The study of the relationship of this toxicity to the metabolism of styrene has been aided by the use of knockout mice for both bioactivation and detoxification pathways.
It has been hypothesized that CYP2E1 is primarily responsible for styrene bioactivation in mouse liver and CYP2F2 in mouse lung.
Two knockout strains were used in the current studies.
Mice deficient in hepatic cytochrome P450 reductase had much less hepatic metabolism of styrene to styrene oxide.
Styrene (600 mg/kg, i.p.) caused significant hepatotoxicity, as determined by serum sorbitol dehydrogenase and glutathione levels, in the wild-type but not in the knockout mice.

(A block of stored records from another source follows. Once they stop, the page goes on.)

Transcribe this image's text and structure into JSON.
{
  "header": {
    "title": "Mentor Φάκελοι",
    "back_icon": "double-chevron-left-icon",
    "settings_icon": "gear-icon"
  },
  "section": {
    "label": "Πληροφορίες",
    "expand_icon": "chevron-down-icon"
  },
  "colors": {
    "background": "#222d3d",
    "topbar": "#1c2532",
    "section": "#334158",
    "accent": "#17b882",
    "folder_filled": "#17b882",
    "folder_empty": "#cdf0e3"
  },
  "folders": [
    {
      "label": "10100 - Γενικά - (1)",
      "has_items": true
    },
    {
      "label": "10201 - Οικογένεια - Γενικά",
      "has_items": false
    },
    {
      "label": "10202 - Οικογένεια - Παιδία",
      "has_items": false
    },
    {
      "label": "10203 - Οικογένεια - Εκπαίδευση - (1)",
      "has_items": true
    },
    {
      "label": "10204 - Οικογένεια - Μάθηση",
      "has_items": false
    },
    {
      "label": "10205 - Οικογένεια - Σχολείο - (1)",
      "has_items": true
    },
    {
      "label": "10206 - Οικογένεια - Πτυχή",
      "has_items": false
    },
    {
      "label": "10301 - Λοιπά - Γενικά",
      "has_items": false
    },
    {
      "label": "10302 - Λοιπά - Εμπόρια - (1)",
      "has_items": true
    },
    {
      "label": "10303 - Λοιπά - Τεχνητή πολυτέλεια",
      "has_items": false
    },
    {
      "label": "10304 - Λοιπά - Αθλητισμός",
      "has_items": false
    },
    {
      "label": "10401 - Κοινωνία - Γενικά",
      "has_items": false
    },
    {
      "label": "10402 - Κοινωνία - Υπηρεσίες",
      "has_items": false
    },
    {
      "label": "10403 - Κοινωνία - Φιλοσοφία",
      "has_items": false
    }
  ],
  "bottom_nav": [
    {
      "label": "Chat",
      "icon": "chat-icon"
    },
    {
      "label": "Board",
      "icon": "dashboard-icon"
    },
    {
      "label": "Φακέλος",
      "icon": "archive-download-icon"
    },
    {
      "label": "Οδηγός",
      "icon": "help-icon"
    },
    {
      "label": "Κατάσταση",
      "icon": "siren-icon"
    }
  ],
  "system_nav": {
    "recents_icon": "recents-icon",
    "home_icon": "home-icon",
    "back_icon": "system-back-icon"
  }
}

It caused lung toxicity, as determined by protein levels, cell number, and lactate dehydrogenase activity in the bronchioalveolar lavage fluid of wild-type mice, but this effect was less in the knockout mice.
In CYP2F2 knockout mice there was only a small decrease in the hepatic metabolism of styrene but a very large decrease in pulmonary metabolism.
As expected the CYP2F2 knockout and wild-type mice were equally susceptible to styrene-induced hepatotoxicity, but the knockout mice were less susceptible to styrene-induced pneumotoxicity.
Although the results are inconsistent with the simple hypothesis that styrene pneumotoxicity is due to the bioactivation of styrene to styrene oxide by CYYP2F2, they demonstrate the importance of both liver and lung in the metabolism of styrene, but additional pharmacokinetic studies are needed to help clarify the relationship between target organ metabolism and susceptibility.